# YOUR ASSIGNMENT:
Find the lines below that contain the string "title". Copy each one.

# SOURCE MATERIAL:
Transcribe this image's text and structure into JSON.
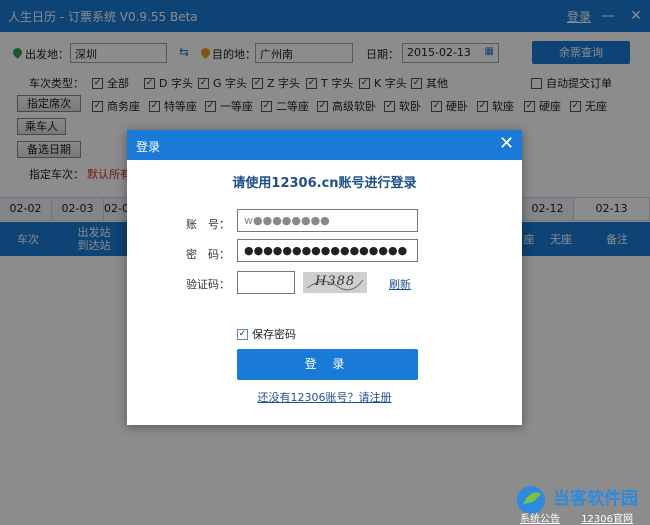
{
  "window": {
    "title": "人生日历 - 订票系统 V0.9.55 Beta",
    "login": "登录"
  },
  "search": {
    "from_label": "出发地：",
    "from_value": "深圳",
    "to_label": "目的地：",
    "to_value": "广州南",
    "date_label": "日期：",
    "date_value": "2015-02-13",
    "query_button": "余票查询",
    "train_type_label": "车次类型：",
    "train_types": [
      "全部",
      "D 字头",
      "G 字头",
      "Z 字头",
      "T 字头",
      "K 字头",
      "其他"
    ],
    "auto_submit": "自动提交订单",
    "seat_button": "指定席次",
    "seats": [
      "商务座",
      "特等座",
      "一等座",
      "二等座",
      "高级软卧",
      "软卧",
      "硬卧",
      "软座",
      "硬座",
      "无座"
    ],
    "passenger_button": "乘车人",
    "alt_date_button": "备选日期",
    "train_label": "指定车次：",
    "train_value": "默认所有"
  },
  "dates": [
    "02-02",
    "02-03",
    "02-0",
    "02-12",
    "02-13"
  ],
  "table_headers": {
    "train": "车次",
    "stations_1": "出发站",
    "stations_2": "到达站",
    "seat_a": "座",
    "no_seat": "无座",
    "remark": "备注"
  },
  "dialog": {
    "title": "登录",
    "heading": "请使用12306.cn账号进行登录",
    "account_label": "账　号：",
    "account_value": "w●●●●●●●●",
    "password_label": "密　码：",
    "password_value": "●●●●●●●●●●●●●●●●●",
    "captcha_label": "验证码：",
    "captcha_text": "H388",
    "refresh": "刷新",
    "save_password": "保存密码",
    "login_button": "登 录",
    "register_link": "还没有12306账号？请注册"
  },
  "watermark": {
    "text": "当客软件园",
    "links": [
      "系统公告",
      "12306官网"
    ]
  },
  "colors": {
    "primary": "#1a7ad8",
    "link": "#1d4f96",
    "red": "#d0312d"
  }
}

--

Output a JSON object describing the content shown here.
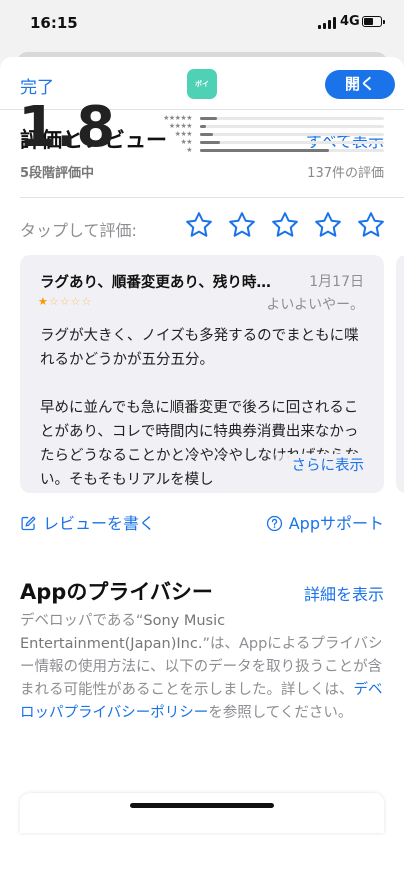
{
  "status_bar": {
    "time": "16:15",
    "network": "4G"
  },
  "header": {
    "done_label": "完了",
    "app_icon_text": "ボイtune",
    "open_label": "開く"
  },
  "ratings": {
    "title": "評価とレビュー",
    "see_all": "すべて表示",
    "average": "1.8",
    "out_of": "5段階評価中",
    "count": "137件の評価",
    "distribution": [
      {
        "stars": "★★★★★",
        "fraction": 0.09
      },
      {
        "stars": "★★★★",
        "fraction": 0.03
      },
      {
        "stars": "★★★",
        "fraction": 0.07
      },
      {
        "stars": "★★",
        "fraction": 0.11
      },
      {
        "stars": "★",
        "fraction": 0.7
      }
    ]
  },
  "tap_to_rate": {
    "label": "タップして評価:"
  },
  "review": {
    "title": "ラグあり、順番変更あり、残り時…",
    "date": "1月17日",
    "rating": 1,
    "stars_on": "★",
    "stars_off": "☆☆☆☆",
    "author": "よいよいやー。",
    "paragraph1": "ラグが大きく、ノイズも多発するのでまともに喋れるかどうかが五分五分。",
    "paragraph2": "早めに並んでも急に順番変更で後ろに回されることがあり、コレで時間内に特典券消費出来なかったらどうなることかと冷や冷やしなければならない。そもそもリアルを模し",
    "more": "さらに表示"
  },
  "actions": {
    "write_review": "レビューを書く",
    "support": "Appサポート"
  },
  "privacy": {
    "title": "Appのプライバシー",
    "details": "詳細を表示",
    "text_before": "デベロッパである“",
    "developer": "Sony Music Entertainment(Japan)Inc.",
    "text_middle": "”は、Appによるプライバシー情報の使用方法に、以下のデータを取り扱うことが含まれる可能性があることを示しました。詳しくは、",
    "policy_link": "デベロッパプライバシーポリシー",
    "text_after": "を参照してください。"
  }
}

# FINISHED TASK:
    "title": "人生日历 - 订票系统 V0.9.55 Beta",
    "title": "登录",
    "title": "評価とレビュー",
    "title": "ラグあり、順番変更あり、残り時…",
    "title": "Appのプライバシー",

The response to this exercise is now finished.